LSU Sociology Professor Tim Slack Says 2020 Census Participation is a “Civic Duty”
BATON ROUGE – A decennial census is mandated by the Constitution. The census counts every person living in the United States, including college students. LSU Professor of Sociology Tim Slack shares insight into the census and its importance.
What is the census?
The census is a count of the population. The 2020 census will count the population of the United States and five U.S. territories. A count of the population every 10 years is mandated in the Constitution. The first U.S. census was conducted in 1790.
Why is it critically important for everyone to participate?
Census results play a pivotal role in determining how billions of dollars in federal funds are directed to states and communities every year, how many seats a state gets in Congress, and how legislative districts for state and federal representation are drawn. In short, an accurate count matters to all of us.
Can LSU students participate, and if so, why is it important for them to take part?
Absolutely. Not only can LSU students participate, they should participate as a civic duty. It is important that LSU students be counted at their usual residence, which is the place a person lives and sleeps most of the time. This can be different from one’s legal residence or voting residence. LSU students living in residence halls or off-campus residences in Baton Rouge should be counted at those places.
This has become complicated by the current situation with COVID-19, as many LSU students have returned to their parent’s homes or other places, despite their usual residence being in Baton Rouge. But the bottom line is, these students should be counted in Baton Rouge.
Those living in residence halls deemed “group quarters” should be counted by university administrators. However, all the students typically living in Baton Rouge in other types of arrangements, but are staying in other places during the pandemic may get missed. Not getting that population counted here in Baton Rouge could put the local area at a federal funding disadvantage for the next 10 years.
How does the census impact state funding?
Census data informs many federal funding formulas. It is especially important in Louisiana because we rely more heavily on federal redistribution than folks in most states. Only a handful of states count federal funds, as opposed to state tax collections, as their largest revenue source. Louisiana is one of those states.

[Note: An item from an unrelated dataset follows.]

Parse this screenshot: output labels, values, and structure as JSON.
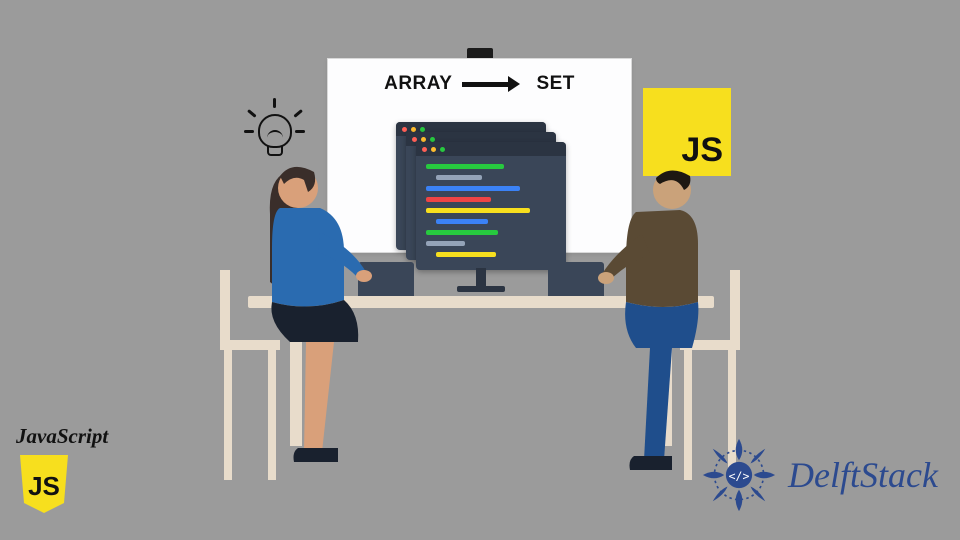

For people who say they’re too busy to complete the census - how long does it take
How long it takes to complete the census depends on how many people live at a residence. But for most folks it will probably take only 10 or 15 minutes. There are fewer than 10 questions asked about each person in a household.
What happens when people don’t participate?
If people do not respond online, by mail, or by phone, the Census Bureau will send someone (an “enumerator”) to try to find people at their homes and get them counted. If people do not get counted at all, then important decisions over the next decade will be made based on incomplete data. This is bad for all of us.
Is this a topic you teach in your classes? If so, what do you hope students get out
We certainly talk about the census. And, more importantly, we use data produced by the Census Bureau all the time to understand social trends and differences between groups, how the country is changing, and the broader sociological implications of those changes.
If you could talk to every person in Louisiana about the census, what would you want
them to know?
It is critical that every Louisianan be counted. It matters in terms of your political representation in our democracy. It matters in terms of government funds for your community. It is your duty as someone who lives in United States of America. Everyone needs to be counted!
Additional Link: For more information on the 2020 census, visit www.lsu.edu/census2020
Contact Rachel Holland
LSU Media Relations